From a volunteer training manual from the War Price and Rationing Boards, 1943. Image source: National Archives.

I’ve copied several passages from the “Wartime Cookery” section at the end of the book that shed some light on the changes that typical meals underwent during the war. I’m trying out a new kind of blog post: I’ve written some comments and explanations in blue where I thought something was interesting or could use some context. Hopefully my comments don’t make this post seem too cluttered! Keep in mind that this book was written in 1942 before most food and product rations were announced and before Americans knew how long the war would last.

Ration Book On1
Contents of a typical ration book. Image source: Ames Historical Society.

Continue reading “What’s for Lunch? Victory!”

The Littlest Models: Harry Whittier Frees’ Animal Photography

“Puppies are tractable when rightly understood, but the kitten is the most versatile animal actor, and possesses the greatest variety of appeal.”

Harry Whittier Frees was a Pennsylvania native and creator of novelty animal postcards in the early 1900s. He is best known for his photographs of kittens and puppies dressed up and acting out human scenes.

The Cook
Harry Whittier Frees, “The Cook,” 1914. Photo Credit: Library of Congress.

Continue reading “The Littlest Models: Harry Whittier Frees’ Animal Photography”

Getting to Know the Culture Industry

benton_hollywood.jpg
Thomas Hart Benton, “Hollywood” (1937-1938). Image Credit: Nelson-Atkins Museum of Art.

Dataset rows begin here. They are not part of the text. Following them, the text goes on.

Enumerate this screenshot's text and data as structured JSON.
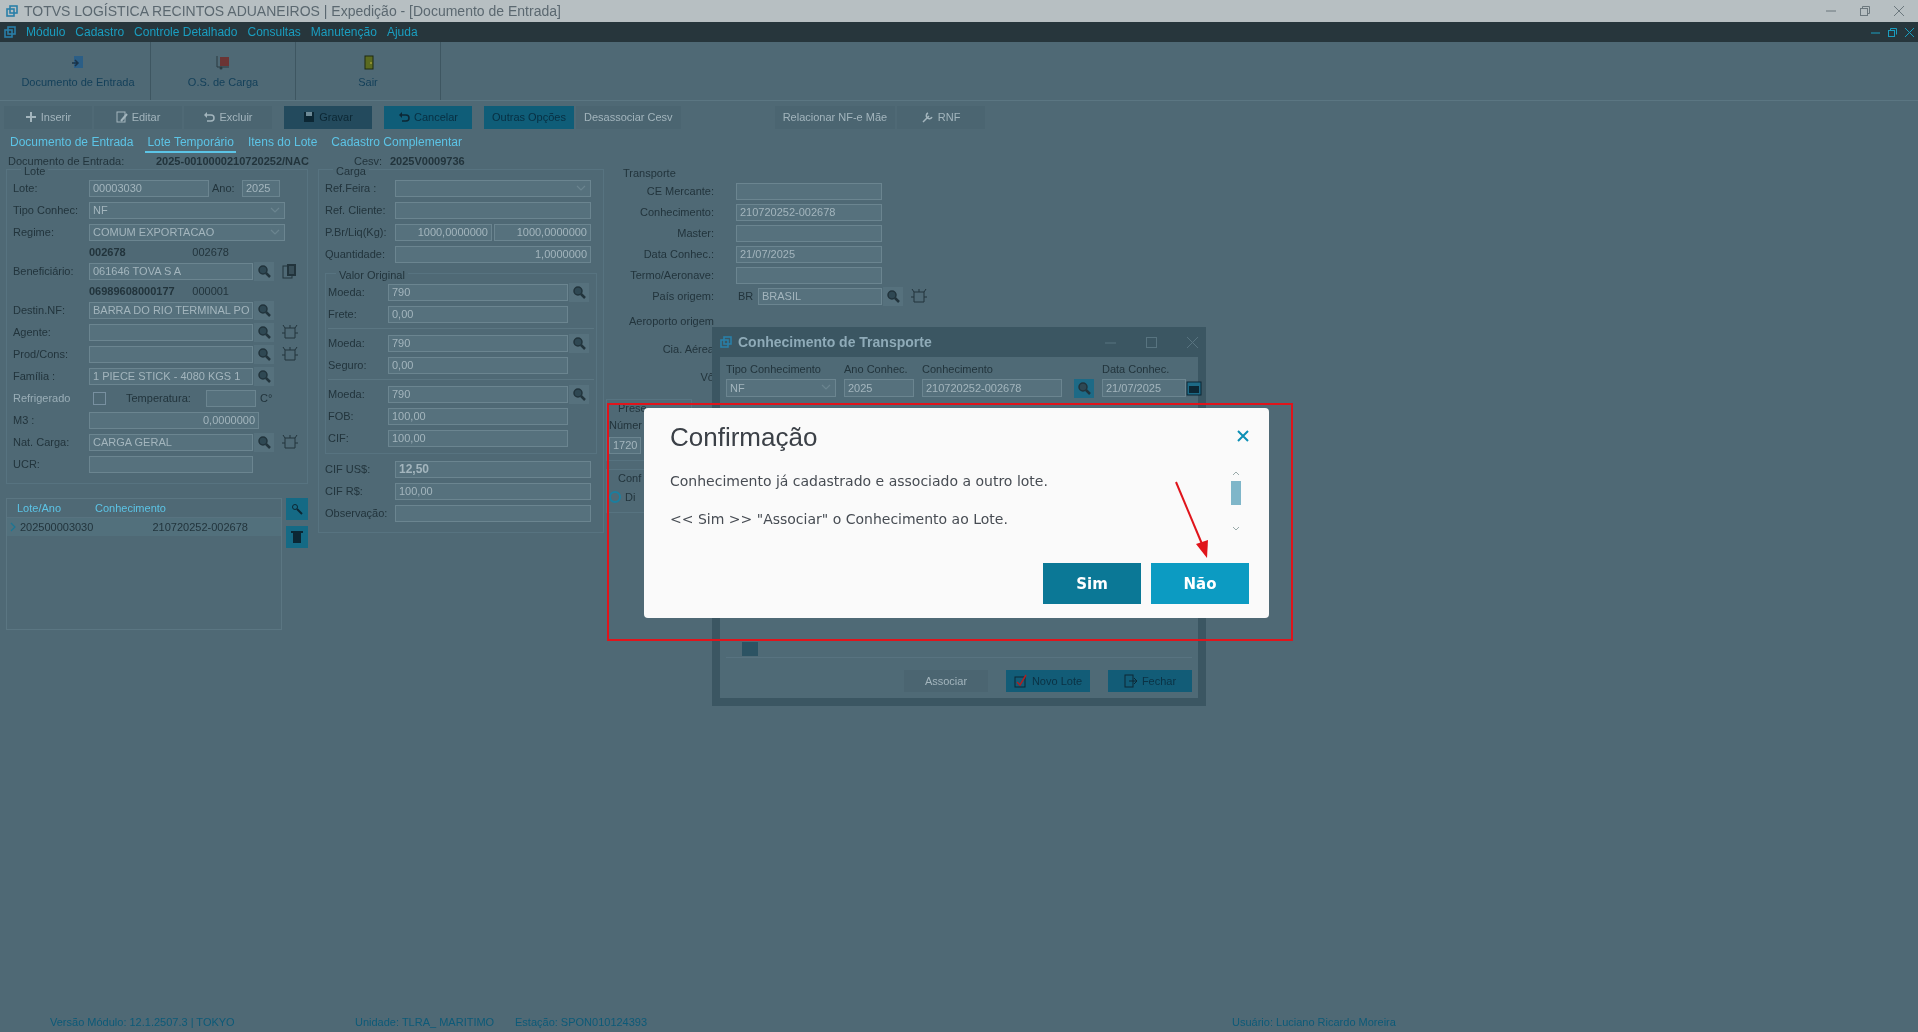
{
  "window": {
    "title": "TOTVS LOGÍSTICA RECINTOS ADUANEIROS | Expedição - [Documento de Entrada]"
  },
  "menu": [
    {
      "label": "Módulo"
    },
    {
      "label": "Cadastro"
    },
    {
      "label": "Controle Detalhado"
    },
    {
      "label": "Consultas"
    },
    {
      "label": "Manutenção"
    },
    {
      "label": "Ajuda"
    }
  ],
  "toolbar": [
    {
      "label": "Documento de Entrada",
      "kind": "document"
    },
    {
      "label": "O.S. de Carga",
      "kind": "cargo"
    },
    {
      "label": "Sair",
      "kind": "exit"
    }
  ],
  "actions": [
    {
      "label": "Inserir",
      "kind": "insert",
      "disabled": true,
      "emphasis": false
    },
    {
      "label": "Editar",
      "kind": "edit",
      "disabled": true,
      "emphasis": false
    },
    {
      "label": "Excluir",
      "kind": "undo",
      "disabled": true,
      "emphasis": false
    },
    {
      "label": "Gravar",
      "kind": "save",
      "disabled": false,
      "emphasis": true
    },
    {
      "label": "Cancelar",
      "kind": "undo",
      "disabled": false,
      "emphasis": false
    },
    {
      "label": "Outras Opções",
      "kind": "plain",
      "disabled": false,
      "emphasis": false
    },
    {
      "label": "Desassociar Cesv",
      "kind": "plain",
      "disabled": true,
      "emphasis": false
    }
  ],
  "actions_right": [
    {
      "label": "Relacionar NF-e Mãe",
      "kind": "plain",
      "disabled": true
    },
    {
      "label": "RNF",
      "kind": "rnf",
      "disabled": true
    }
  ],
  "tabs": [
    {
      "label": "Documento de Entrada",
      "selected": false
    },
    {
      "label": "Lote Temporário",
      "selected": true
    },
    {
      "label": "Itens do Lote",
      "selected": false
    },
    {
      "label": "Cadastro Complementar",
      "selected": false
    }
  ],
  "header": {
    "document_label": "Documento de Entrada:",
    "document_value": "2025-0010000210720252/NAC",
    "cesv_label": "Cesv:",
    "cesv_value": "2025V0009736"
  },
  "lote": {
    "title": "Lote",
    "rows": [
      {
        "kind": "pair",
        "label": "Lote:",
        "value": "00003030",
        "label2": "Ano:",
        "value2": "2025"
      },
      {
        "kind": "select",
        "label": "Tipo Conhec:",
        "value": "NF"
      },
      {
        "kind": "select",
        "label": "Regime:",
        "value": "COMUM EXPORTACAO"
      },
      {
        "kind": "code",
        "value": "002678",
        "sub": "002678"
      },
      {
        "kind": "lookup",
        "label": "Beneficiário:",
        "value": "061646  TOVA S A",
        "copy": true
      },
      {
        "kind": "code",
        "value": "06989608000177",
        "sub": "000001"
      },
      {
        "kind": "lookup",
        "label": "Destin.NF:",
        "value": "BARRA DO RIO TERMINAL PO"
      },
      {
        "kind": "lookup",
        "label": "Agente:",
        "clear": true
      },
      {
        "kind": "lookup",
        "label": "Prod/Cons:",
        "clear": true
      },
      {
        "kind": "lookup",
        "label": "Família :",
        "value": "1 PIECE STICK - 4080 KGS 1"
      },
      {
        "kind": "check",
        "label": "Refrigerado",
        "disabled": true,
        "checked": false,
        "label2": "Temperatura:",
        "unit": "C°"
      },
      {
        "kind": "number",
        "label": "M3  :",
        "value": "0,0000000"
      },
      {
        "kind": "lookup",
        "label": "Nat. Carga:",
        "value": "CARGA GERAL",
        "clear": true
      },
      {
        "kind": "text",
        "label": "UCR:"
      }
    ]
  },
  "lots_grid": {
    "columns": [
      "Lote/Ano",
      "Conhecimento"
    ],
    "rows": [
      {
        "cells": [
          "202500003030",
          "210720252-002678"
        ],
        "selected": true
      }
    ]
  },
  "carga": {
    "title": "Carga",
    "rows": [
      {
        "kind": "select",
        "label": "Ref.Feira :"
      },
      {
        "kind": "text",
        "label": "Ref. Cliente:"
      },
      {
        "kind": "double",
        "label": "P.Br/Liq(Kg):",
        "value": "1000,0000000",
        "value2": "1000,0000000"
      },
      {
        "kind": "number",
        "label": "Quantidade:",
        "value": "1,0000000"
      },
      {
        "kind": "group",
        "title": "Valor Original",
        "rows": [
          {
            "kind": "lookup",
            "label": "Moeda:",
            "value": "790"
          },
          {
            "kind": "text",
            "label": "Frete:",
            "value": "0,00"
          },
          {
            "kind": "divider"
          },
          {
            "kind": "lookup",
            "label": "Moeda:",
            "value": "790"
          },
          {
            "kind": "text",
            "label": "Seguro:",
            "value": "0,00"
          },
          {
            "kind": "divider"
          },
          {
            "kind": "lookup",
            "label": "Moeda:",
            "value": "790"
          },
          {
            "kind": "text",
            "label": "FOB:",
            "value": "100,00"
          },
          {
            "kind": "text",
            "label": "CIF:",
            "value": "100,00"
          }
        ]
      },
      {
        "kind": "text",
        "label": "CIF  US$:",
        "value": "12,50",
        "bold": true
      },
      {
        "kind": "text",
        "label": "CIF  R$:",
        "value": "100,00",
        "bold": false
      },
      {
        "kind": "text",
        "label": "Observação:"
      }
    ]
  },
  "transporte": {
    "title": "Transporte",
    "rows": [
      {
        "kind": "text",
        "label": "CE Mercante:"
      },
      {
        "kind": "text",
        "label": "Conhecimento:",
        "value": "210720252-002678"
      },
      {
        "kind": "text",
        "label": "Master:"
      },
      {
        "kind": "text",
        "label": "Data Conhec.:",
        "value": "21/07/2025"
      },
      {
        "kind": "text",
        "label": "Termo/Aeronave:"
      },
      {
        "kind": "lookup",
        "label": "País origem:",
        "prefix": "BR",
        "value": "BRASIL",
        "clear": true
      },
      {
        "kind": "caption",
        "label": "Aeroporto origem"
      },
      {
        "kind": "caption",
        "label": "Cia. Aérea"
      },
      {
        "kind": "caption",
        "label": "Vô"
      },
      {
        "kind": "group",
        "title": "Prese",
        "rows": [
          {
            "kind": "caption",
            "label": "Númer"
          },
          {
            "kind": "field",
            "value": "1720"
          }
        ]
      },
      {
        "kind": "group",
        "title": "Conf",
        "rows": [
          {
            "kind": "radio",
            "label": "Di",
            "selected": false
          }
        ]
      }
    ]
  },
  "transport_dialog": {
    "title": "Conhecimento de Transporte",
    "fields": [
      {
        "kind": "select",
        "label": "Tipo Conhecimento",
        "value": "NF"
      },
      {
        "kind": "text",
        "label": "Ano Conhec.",
        "value": "2025"
      },
      {
        "kind": "lookup",
        "label": "Conhecimento",
        "value": "210720252-002678"
      },
      {
        "kind": "date",
        "label": "Data Conhec.",
        "value": "21/07/2025"
      }
    ],
    "buttons": [
      {
        "label": "Associar",
        "kind": "plain",
        "disabled": true
      },
      {
        "label": "Novo Lote",
        "kind": "new",
        "disabled": false
      },
      {
        "label": "Fechar",
        "kind": "exit",
        "disabled": false
      }
    ]
  },
  "confirm_dialog": {
    "title": "Confirmação",
    "messages": [
      "Conhecimento já cadastrado e associado a outro lote.",
      "<< Sim  >> \"Associar\" o Conhecimento ao Lote."
    ],
    "buttons": [
      {
        "label": "Sim",
        "kind": "primary"
      },
      {
        "label": "Não",
        "kind": "secondary"
      }
    ]
  },
  "annotations": {
    "frame": true,
    "arrow": true
  },
  "status_bar": [
    "Versão Módulo:  12.1.2507.3  |  TOKYO",
    "Unidade: TLRA_ MARITIMO",
    "Estação: SPON010124393",
    "Usuário: Luciano Ricardo Moreira"
  ]
}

A couple years ago in graduate school at the University of Maryland, I took a course on history and contemporary theory. It was pretty much a combination of philosophy, historical theory, and historiography. A difficult class, but I certainly learned a lot.

One of the projects in the class, as I can remember it, was to design a lecture for undergraduate students about one aspect of historical theory and create an accompanying book list for reading. Given my interest in popular culture and business history, I decided to talk about the “Culture Industry” a theory that came from Frankfurt School historians/theorists in the mid 20th century (see also my blog post on War of the Worlds for more on this theory). I wasn’t able to give this lecture to an actual group of students, but I did film it and post it on Youtube. If you’d like to see the lecture, click here.

A few people commented on the video saying that they’d like to see the slides, so here is a link to my power point: The Culture Industry_presentation.

If you’re interested in learning more, this is my recommended Culture Industry reading list, complete with a variety of primary and secondary sources that explore the commodification of leisure and entertainment from a variety of angles: Continue reading “Getting to Know the Culture Industry”